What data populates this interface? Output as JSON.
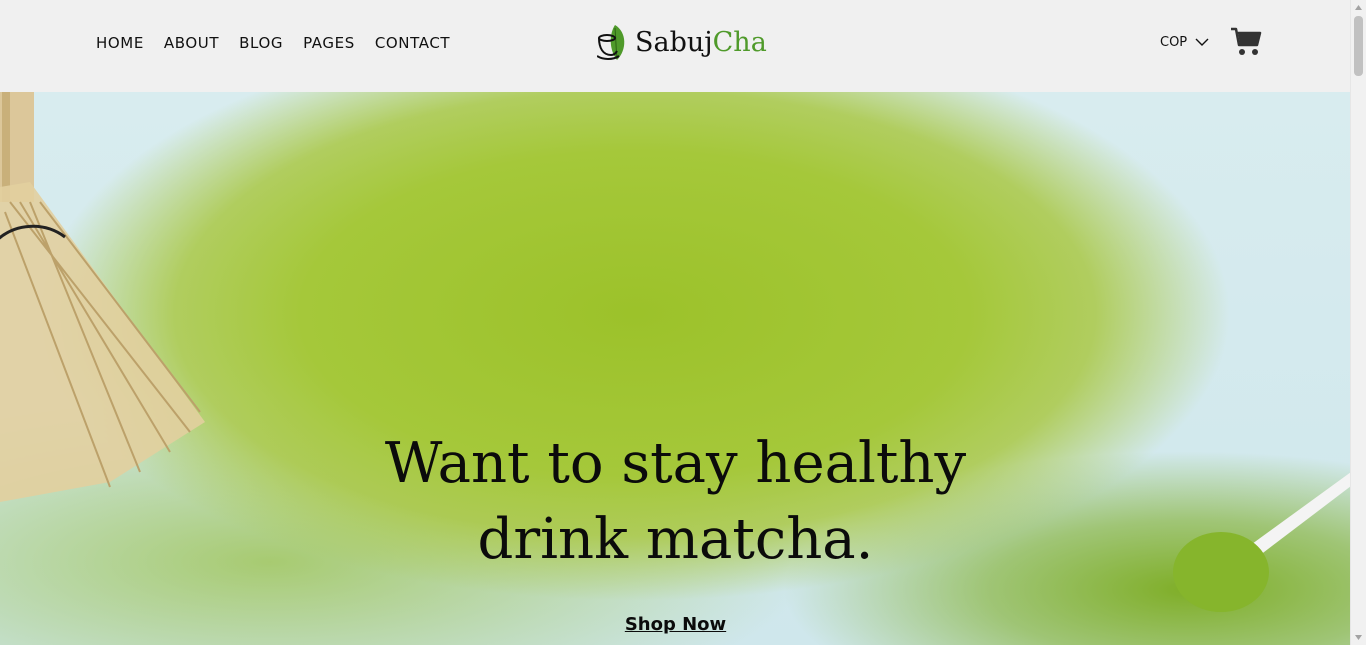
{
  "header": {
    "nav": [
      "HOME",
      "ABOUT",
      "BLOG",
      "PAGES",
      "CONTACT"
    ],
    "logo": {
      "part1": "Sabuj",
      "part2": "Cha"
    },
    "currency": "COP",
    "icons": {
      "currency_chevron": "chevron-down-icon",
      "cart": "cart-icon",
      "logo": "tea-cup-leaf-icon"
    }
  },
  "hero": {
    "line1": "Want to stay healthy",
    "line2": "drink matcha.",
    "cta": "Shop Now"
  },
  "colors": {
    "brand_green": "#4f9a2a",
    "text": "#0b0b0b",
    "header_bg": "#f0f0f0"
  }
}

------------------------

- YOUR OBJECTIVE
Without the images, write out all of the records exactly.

- ANSWER
What data populates this interface? Output as JSON.
{
  "header": {
    "nav": [
      "HOME",
      "ABOUT",
      "BLOG",
      "PAGES",
      "CONTACT"
    ],
    "logo": {
      "part1": "Sabuj",
      "part2": "Cha"
    },
    "currency": "COP",
    "icons": {
      "currency_chevron": "chevron-down-icon",
      "cart": "cart-icon",
      "logo": "tea-cup-leaf-icon"
    }
  },
  "hero": {
    "line1": "Want to stay healthy",
    "line2": "drink matcha.",
    "cta": "Shop Now"
  },
  "colors": {
    "brand_green": "#4f9a2a",
    "text": "#0b0b0b",
    "header_bg": "#f0f0f0"
  }
}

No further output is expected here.